You may have heard the phrase, “house rich and cash poor” before. It’s a state of affairs that means you have a roof over your head, but you’re strapped for liquid cash to pay for things such as food or medical prescriptions. Enter the reverse mortgage.
A reverse mortgage is a loan available to older homeowners as a way for them to use the accumulated wealth in their homes to cover basic living expenses or health care, including long term care. Over the years, the reverse mortgage industry has dealt with a few bad apples that soured the solution for many. However, today, the Federal Housing Administration regulates the process.
This mortgage is termed a “reverse” because in one of three ways it allows the built up home equity to be given back to the homeowner.
The three ways you can get funding from a reverse mortgage are:
1. A monthly payment for life to meet daily living expenses

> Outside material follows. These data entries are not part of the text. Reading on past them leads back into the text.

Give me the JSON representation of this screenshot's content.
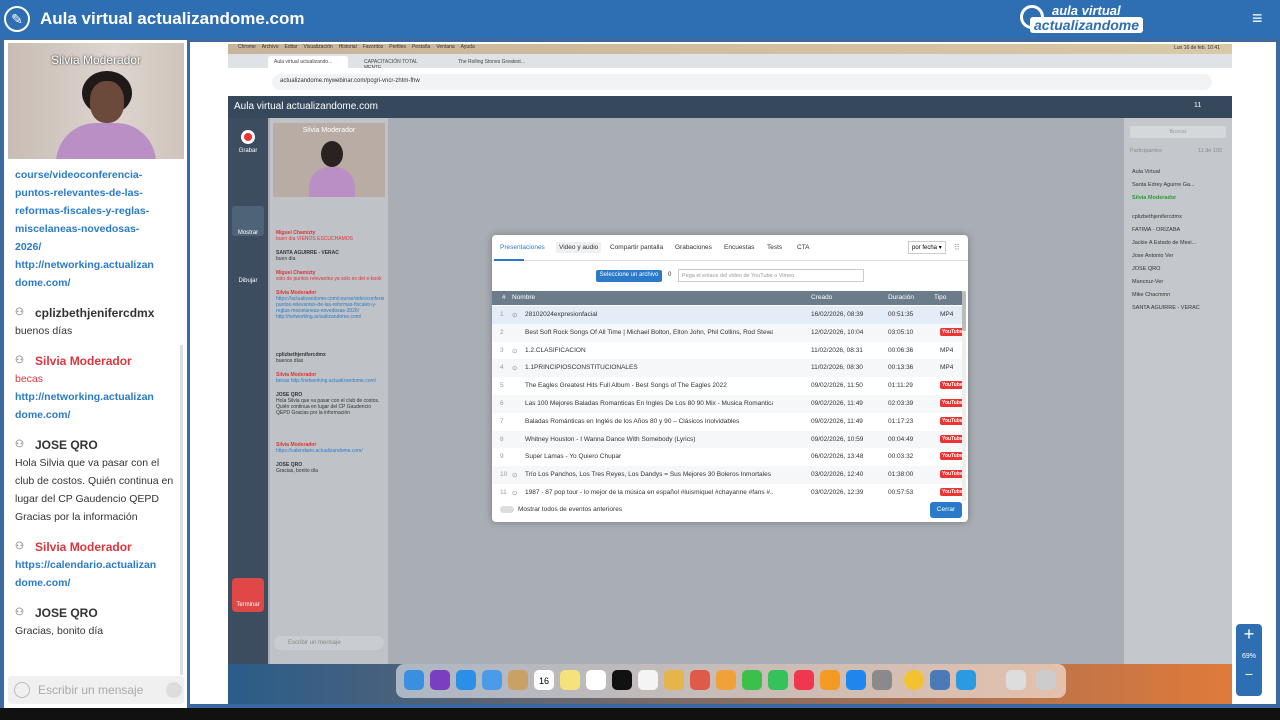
{
  "app": {
    "title": "Aula virtual actualizandome.com",
    "logo_top": "aula virtual",
    "logo_bottom": "actualizandome",
    "menu_icon": "≡"
  },
  "left_video": {
    "name": "Silvia Moderador"
  },
  "left_chat": {
    "link1_lines": [
      "course/videoconferencia-",
      "puntos-relevantes-de-las-",
      "reformas-fiscales-y-reglas-",
      "miscelaneas-novedosas-",
      "2026/"
    ],
    "link2_lines": [
      "http://networking.actualizan",
      "dome.com/"
    ],
    "messages": [
      {
        "author": "cplizbethjenifercdmx",
        "lines": [
          "buenos días"
        ],
        "color": "dark"
      },
      {
        "author": "Silvia Moderador",
        "lines": [
          "becas"
        ],
        "links": [
          "http://networking.actualizan",
          "dome.com/"
        ],
        "color": "red"
      },
      {
        "author": "JOSE QRO",
        "lines": [
          "Hola Silvia que va pasar con el",
          "club de costos. Quién continua en",
          "lugar del CP Gaudencio QEPD",
          "Gracias por la información"
        ],
        "color": "dark"
      },
      {
        "author": "Silvia Moderador",
        "lines": [],
        "links": [
          "https://calendario.actualizan",
          "dome.com/"
        ],
        "color": "red"
      },
      {
        "author": "JOSE QRO",
        "lines": [
          "Gracias, bonito día"
        ],
        "color": "dark"
      }
    ],
    "input_placeholder": "Escribir un mensaje"
  },
  "shared_screen": {
    "mac_menu": [
      "Chrome",
      "Archivo",
      "Editar",
      "Visualización",
      "Historial",
      "Favoritos",
      "Perfiles",
      "Pestaña",
      "Ventana",
      "Ayuda"
    ],
    "mac_status": "Lun 16 de feb. 10:41",
    "tabs": [
      "Aula virtual actualizando...",
      "CAPACITACIÓN TOTAL MENTE...",
      "The Rolling Stones Greatest..."
    ],
    "url": "actualizandome.mywebinar.com/pcgri-vncr-zhtm-fhw",
    "app_title": "Aula virtual actualizandome.com",
    "left_tools": [
      "Grabar",
      "Mostrar",
      "Dibujar",
      "Terminar"
    ],
    "mini_video_name": "Silvia Moderador",
    "mini_chat": [
      {
        "author": "Miguel Chamizty",
        "text": "buen día\nVIENOS ESCUCHAMOS",
        "color": "red"
      },
      {
        "author": "SANTA AGUIRRE - VERAC",
        "text": "buen día",
        "color": "dark"
      },
      {
        "author": "Miguel Chamizty",
        "text": "solo de puntos relevantes ya solo es del\ne-book",
        "color": "red"
      },
      {
        "author": "Silvia Moderador",
        "text": "https://actualizandome.com/course/videoconferencia-puntos-relevantes-de-las-reformas-fiscales-y-reglas-miscelaneas-novedosas-2026/\nhttp://networking.actualizandome.com/",
        "color": "blue"
      },
      {
        "author": "cplizbethjenifercdmx",
        "text": "buenos días",
        "color": "dark"
      },
      {
        "author": "Silvia Moderador",
        "text": "becas\nhttp://networking.actualizandome.com/",
        "color": "blue"
      },
      {
        "author": "JOSE QRO",
        "text": "Hola Silvia que va pasar con el club de costos. Quién continua en lugar del CP Gaudencio QEPD\nGracias por la información",
        "color": "dark"
      },
      {
        "author": "Silvia Moderador",
        "text": "https://calendario.actualizandome.com/",
        "color": "blue"
      },
      {
        "author": "JOSE QRO",
        "text": "Gracias, bonito día",
        "color": "dark"
      }
    ],
    "mini_input": "Escribir un mensaje",
    "participants": {
      "search": "Buscar",
      "label": "Participantes",
      "count": "11 de 100",
      "items": [
        "Aula Virtual",
        "Santa Edrey Aguirre Ga...",
        "Silvia Moderador",
        "cplizbethjenifercdmx",
        "FATIMA - ORIZABA",
        "Jackie A Estado de Mexi...",
        "Jose Antonio Ver",
        "JOSE QRO",
        "Mancruz-Ver",
        "Mike Chacmmn",
        "SANTA AGUIRRE - VERAC"
      ]
    },
    "header_count": "11"
  },
  "modal": {
    "tabs": [
      "Presentaciones",
      "Video y audio",
      "Compartir pantalla",
      "Grabaciones",
      "Encuestas",
      "Tests",
      "CTA"
    ],
    "sort": "por fecha",
    "select_button": "Seleccione un archivo",
    "zero": "0",
    "url_placeholder": "Pega el enlace del video de YouTube o Vimeo",
    "columns": [
      "#",
      "Nombre",
      "Creado",
      "Duración",
      "Tipo"
    ],
    "rows": [
      {
        "n": "1",
        "name": "28102024expresionfacial",
        "created": "16/02/2026, 08:39",
        "duration": "00:51:35",
        "type": "MP4"
      },
      {
        "n": "2",
        "name": "Best Soft Rock Songs Of All Time | Michael Bolton, Elton John, Phil Collins, Rod Stewart...",
        "created": "12/02/2026, 10:04",
        "duration": "03:05:10",
        "type": "YouTube"
      },
      {
        "n": "3",
        "name": "1.2.CLASIFICACION",
        "created": "11/02/2026, 08:31",
        "duration": "00:06:36",
        "type": "MP4"
      },
      {
        "n": "4",
        "name": "1.1PRINCIPIOSCONSTITUCIONALES",
        "created": "11/02/2026, 08:30",
        "duration": "00:13:36",
        "type": "MP4"
      },
      {
        "n": "5",
        "name": "The Eagles Greatest Hits Full Album - Best Songs of The Eagles 2022",
        "created": "09/02/2026, 11:50",
        "duration": "01:11:29",
        "type": "YouTube"
      },
      {
        "n": "6",
        "name": "Las 100 Mejores Baladas Romanticas En Ingles De Los 80 90 Mix - Musica Romantica D...",
        "created": "09/02/2026, 11:49",
        "duration": "02:03:39",
        "type": "YouTube"
      },
      {
        "n": "7",
        "name": "Baladas Románticas en Inglés de los Años 80 y 90 – Clásicos Inolvidables",
        "created": "09/02/2026, 11:49",
        "duration": "01:17:23",
        "type": "YouTube"
      },
      {
        "n": "8",
        "name": "Whitney Houston - I Wanna Dance With Somebody (Lyrics)",
        "created": "09/02/2026, 10:59",
        "duration": "00:04:49",
        "type": "YouTube"
      },
      {
        "n": "9",
        "name": "Super Lamas - Yo Quiero Chupar",
        "created": "06/02/2026, 13:48",
        "duration": "00:03:32",
        "type": "YouTube"
      },
      {
        "n": "10",
        "name": "Trío Los Panchos, Los Tres Reyes, Los Dandys = Sus Mejores 30 Boleros Inmortales",
        "created": "03/02/2026, 12:40",
        "duration": "01:38:00",
        "type": "YouTube"
      },
      {
        "n": "11",
        "name": "1987 - 87 pop tour - lo mejor de la música en español #luismiquel #chayanne #fans #...",
        "created": "03/02/2026, 12:39",
        "duration": "00:57:53",
        "type": "YouTube"
      }
    ],
    "show_prev": "Mostrar todos de eventos anteriores",
    "close": "Cerrar"
  },
  "dock_date": "16",
  "zoom_pct": "69%"
}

2. A lump sum of cash for immediate needs or emergencies
3. Establishing an equity line of credit to address future cash needs

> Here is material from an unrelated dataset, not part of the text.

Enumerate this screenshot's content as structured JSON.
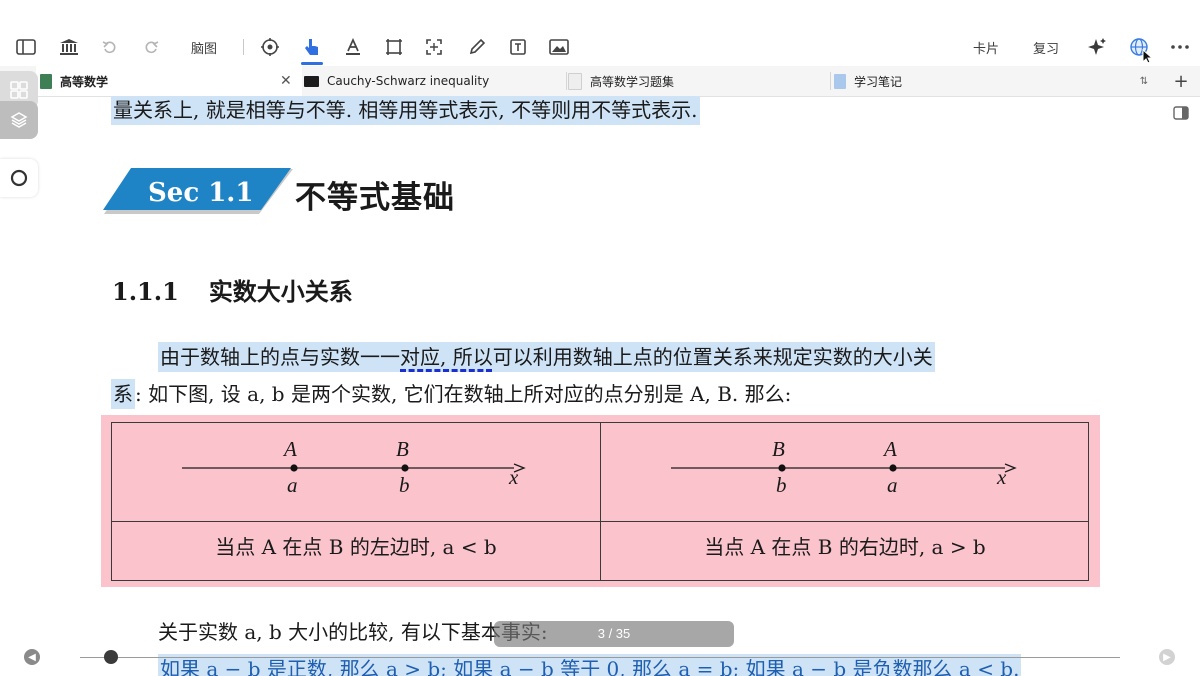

Unlike a traditional mortgage, when you receive these funds there is no new monthly expense or payment created. All three options are provided to homeowners who meet criteria, including:
- Minimum of 62 years of age

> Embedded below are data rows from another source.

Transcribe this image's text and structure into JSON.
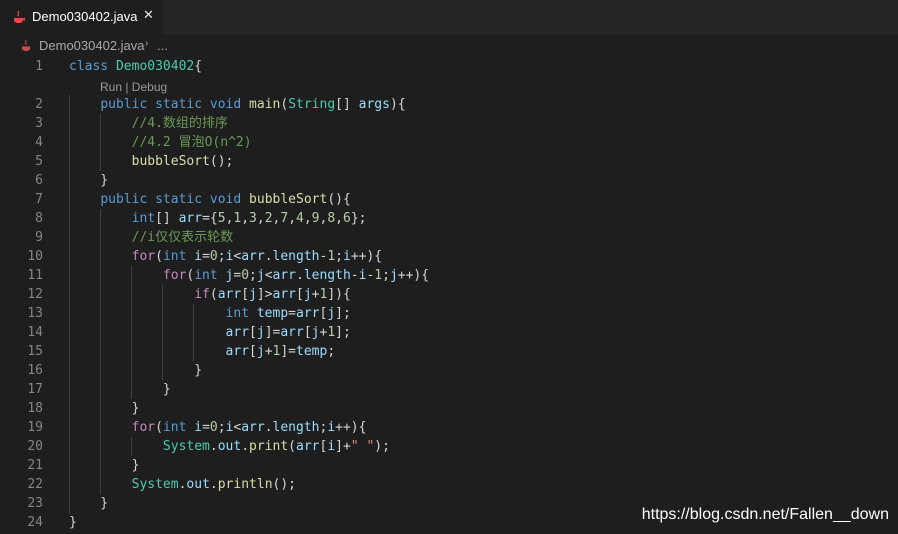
{
  "tab": {
    "title": "Demo030402.java",
    "close_glyph": "✕",
    "icon": "java-cup-icon"
  },
  "breadcrumb": {
    "file": "Demo030402.java",
    "separator": "›",
    "more": "..."
  },
  "codelens": "Run | Debug",
  "watermark": "https://blog.csdn.net/Fallen__down",
  "colors": {
    "editor_bg": "#1e1e1e",
    "tabbar_bg": "#252526",
    "line_number": "#858585",
    "keyword": "#569cd6",
    "control": "#c586c0",
    "function": "#dcdcaa",
    "type": "#4ec9b0",
    "number": "#b5cea8",
    "comment": "#6a9955",
    "string": "#ce9178"
  },
  "code_lines": [
    {
      "n": "1",
      "tokens": [
        [
          "kw",
          "class"
        ],
        [
          "pl",
          " "
        ],
        [
          "cls",
          "Demo030402"
        ],
        [
          "pl",
          "{"
        ]
      ]
    },
    {
      "n": "2",
      "tokens": [
        [
          "pl",
          "    "
        ],
        [
          "kw",
          "public"
        ],
        [
          "pl",
          " "
        ],
        [
          "kw",
          "static"
        ],
        [
          "pl",
          " "
        ],
        [
          "kw",
          "void"
        ],
        [
          "pl",
          " "
        ],
        [
          "fn",
          "main"
        ],
        [
          "pl",
          "("
        ],
        [
          "cls",
          "String"
        ],
        [
          "pl",
          "[] "
        ],
        [
          "var",
          "args"
        ],
        [
          "pl",
          "){"
        ]
      ]
    },
    {
      "n": "3",
      "tokens": [
        [
          "pl",
          "        "
        ],
        [
          "cm",
          "//4.数组的排序"
        ]
      ]
    },
    {
      "n": "4",
      "tokens": [
        [
          "pl",
          "        "
        ],
        [
          "cm",
          "//4.2 冒泡O(n^2)"
        ]
      ]
    },
    {
      "n": "5",
      "tokens": [
        [
          "pl",
          "        "
        ],
        [
          "fn",
          "bubbleSort"
        ],
        [
          "pl",
          "();"
        ]
      ]
    },
    {
      "n": "6",
      "tokens": [
        [
          "pl",
          "    }"
        ]
      ]
    },
    {
      "n": "7",
      "tokens": [
        [
          "pl",
          "    "
        ],
        [
          "kw",
          "public"
        ],
        [
          "pl",
          " "
        ],
        [
          "kw",
          "static"
        ],
        [
          "pl",
          " "
        ],
        [
          "kw",
          "void"
        ],
        [
          "pl",
          " "
        ],
        [
          "fn",
          "bubbleSort"
        ],
        [
          "pl",
          "(){"
        ]
      ]
    },
    {
      "n": "8",
      "tokens": [
        [
          "pl",
          "        "
        ],
        [
          "kw",
          "int"
        ],
        [
          "pl",
          "[] "
        ],
        [
          "var",
          "arr"
        ],
        [
          "pl",
          "={"
        ],
        [
          "num",
          "5"
        ],
        [
          "pl",
          ","
        ],
        [
          "num",
          "1"
        ],
        [
          "pl",
          ","
        ],
        [
          "num",
          "3"
        ],
        [
          "pl",
          ","
        ],
        [
          "num",
          "2"
        ],
        [
          "pl",
          ","
        ],
        [
          "num",
          "7"
        ],
        [
          "pl",
          ","
        ],
        [
          "num",
          "4"
        ],
        [
          "pl",
          ","
        ],
        [
          "num",
          "9"
        ],
        [
          "pl",
          ","
        ],
        [
          "num",
          "8"
        ],
        [
          "pl",
          ","
        ],
        [
          "num",
          "6"
        ],
        [
          "pl",
          "};"
        ]
      ]
    },
    {
      "n": "9",
      "tokens": [
        [
          "pl",
          "        "
        ],
        [
          "cm",
          "//i仅仅表示轮数"
        ]
      ]
    },
    {
      "n": "10",
      "tokens": [
        [
          "pl",
          "        "
        ],
        [
          "ctl",
          "for"
        ],
        [
          "pl",
          "("
        ],
        [
          "kw",
          "int"
        ],
        [
          "pl",
          " "
        ],
        [
          "var",
          "i"
        ],
        [
          "pl",
          "="
        ],
        [
          "num",
          "0"
        ],
        [
          "pl",
          ";"
        ],
        [
          "var",
          "i"
        ],
        [
          "pl",
          "<"
        ],
        [
          "var",
          "arr"
        ],
        [
          "pl",
          "."
        ],
        [
          "var",
          "length"
        ],
        [
          "pl",
          "-"
        ],
        [
          "num",
          "1"
        ],
        [
          "pl",
          ";"
        ],
        [
          "var",
          "i"
        ],
        [
          "pl",
          "++){"
        ]
      ]
    },
    {
      "n": "11",
      "tokens": [
        [
          "pl",
          "            "
        ],
        [
          "ctl",
          "for"
        ],
        [
          "pl",
          "("
        ],
        [
          "kw",
          "int"
        ],
        [
          "pl",
          " "
        ],
        [
          "var",
          "j"
        ],
        [
          "pl",
          "="
        ],
        [
          "num",
          "0"
        ],
        [
          "pl",
          ";"
        ],
        [
          "var",
          "j"
        ],
        [
          "pl",
          "<"
        ],
        [
          "var",
          "arr"
        ],
        [
          "pl",
          "."
        ],
        [
          "var",
          "length"
        ],
        [
          "pl",
          "-"
        ],
        [
          "var",
          "i"
        ],
        [
          "pl",
          "-"
        ],
        [
          "num",
          "1"
        ],
        [
          "pl",
          ";"
        ],
        [
          "var",
          "j"
        ],
        [
          "pl",
          "++){"
        ]
      ]
    },
    {
      "n": "12",
      "tokens": [
        [
          "pl",
          "                "
        ],
        [
          "ctl",
          "if"
        ],
        [
          "pl",
          "("
        ],
        [
          "var",
          "arr"
        ],
        [
          "pl",
          "["
        ],
        [
          "var",
          "j"
        ],
        [
          "pl",
          "]>"
        ],
        [
          "var",
          "arr"
        ],
        [
          "pl",
          "["
        ],
        [
          "var",
          "j"
        ],
        [
          "pl",
          "+"
        ],
        [
          "num",
          "1"
        ],
        [
          "pl",
          "]){"
        ]
      ]
    },
    {
      "n": "13",
      "tokens": [
        [
          "pl",
          "                    "
        ],
        [
          "kw",
          "int"
        ],
        [
          "pl",
          " "
        ],
        [
          "var",
          "temp"
        ],
        [
          "pl",
          "="
        ],
        [
          "var",
          "arr"
        ],
        [
          "pl",
          "["
        ],
        [
          "var",
          "j"
        ],
        [
          "pl",
          "];"
        ]
      ]
    },
    {
      "n": "14",
      "tokens": [
        [
          "pl",
          "                    "
        ],
        [
          "var",
          "arr"
        ],
        [
          "pl",
          "["
        ],
        [
          "var",
          "j"
        ],
        [
          "pl",
          "]="
        ],
        [
          "var",
          "arr"
        ],
        [
          "pl",
          "["
        ],
        [
          "var",
          "j"
        ],
        [
          "pl",
          "+"
        ],
        [
          "num",
          "1"
        ],
        [
          "pl",
          "];"
        ]
      ]
    },
    {
      "n": "15",
      "tokens": [
        [
          "pl",
          "                    "
        ],
        [
          "var",
          "arr"
        ],
        [
          "pl",
          "["
        ],
        [
          "var",
          "j"
        ],
        [
          "pl",
          "+"
        ],
        [
          "num",
          "1"
        ],
        [
          "pl",
          "]="
        ],
        [
          "var",
          "temp"
        ],
        [
          "pl",
          ";"
        ]
      ]
    },
    {
      "n": "16",
      "tokens": [
        [
          "pl",
          "                }"
        ]
      ]
    },
    {
      "n": "17",
      "tokens": [
        [
          "pl",
          "            }"
        ]
      ]
    },
    {
      "n": "18",
      "tokens": [
        [
          "pl",
          "        }"
        ]
      ]
    },
    {
      "n": "19",
      "tokens": [
        [
          "pl",
          "        "
        ],
        [
          "ctl",
          "for"
        ],
        [
          "pl",
          "("
        ],
        [
          "kw",
          "int"
        ],
        [
          "pl",
          " "
        ],
        [
          "var",
          "i"
        ],
        [
          "pl",
          "="
        ],
        [
          "num",
          "0"
        ],
        [
          "pl",
          ";"
        ],
        [
          "var",
          "i"
        ],
        [
          "pl",
          "<"
        ],
        [
          "var",
          "arr"
        ],
        [
          "pl",
          "."
        ],
        [
          "var",
          "length"
        ],
        [
          "pl",
          ";"
        ],
        [
          "var",
          "i"
        ],
        [
          "pl",
          "++){"
        ]
      ]
    },
    {
      "n": "20",
      "tokens": [
        [
          "pl",
          "            "
        ],
        [
          "cls",
          "System"
        ],
        [
          "pl",
          "."
        ],
        [
          "var",
          "out"
        ],
        [
          "pl",
          "."
        ],
        [
          "fn",
          "print"
        ],
        [
          "pl",
          "("
        ],
        [
          "var",
          "arr"
        ],
        [
          "pl",
          "["
        ],
        [
          "var",
          "i"
        ],
        [
          "pl",
          "]+"
        ],
        [
          "str",
          "\" \""
        ],
        [
          "pl",
          ");"
        ]
      ]
    },
    {
      "n": "21",
      "tokens": [
        [
          "pl",
          "        }"
        ]
      ]
    },
    {
      "n": "22",
      "tokens": [
        [
          "pl",
          "        "
        ],
        [
          "cls",
          "System"
        ],
        [
          "pl",
          "."
        ],
        [
          "var",
          "out"
        ],
        [
          "pl",
          "."
        ],
        [
          "fn",
          "println"
        ],
        [
          "pl",
          "();"
        ]
      ]
    },
    {
      "n": "23",
      "tokens": [
        [
          "pl",
          "    }"
        ]
      ]
    },
    {
      "n": "24",
      "tokens": [
        [
          "pl",
          "}"
        ]
      ]
    }
  ]
}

- Have sufficient home equity
- Have enough income to cover the taxes, insurance, and maintenance of the residence
Needless to say, this information is just scratching the surface of the aspects of a reverse mortgage. It is very important to evaluate this potential financing option in relation to your entire financial picture. Its use could potentially disqualify you for some government assistance programs such as Medicaid or VA Aid and Attendance (though its use will not affect qualifications for your pension, annuity, and Social Security or Medicare benefits.)
To learn more about reverse mortgages, consider speaking with a Certified Senior Advisor®, Aging Life Care professional®, elder law attorney, or reverse mortgage specialist for more information.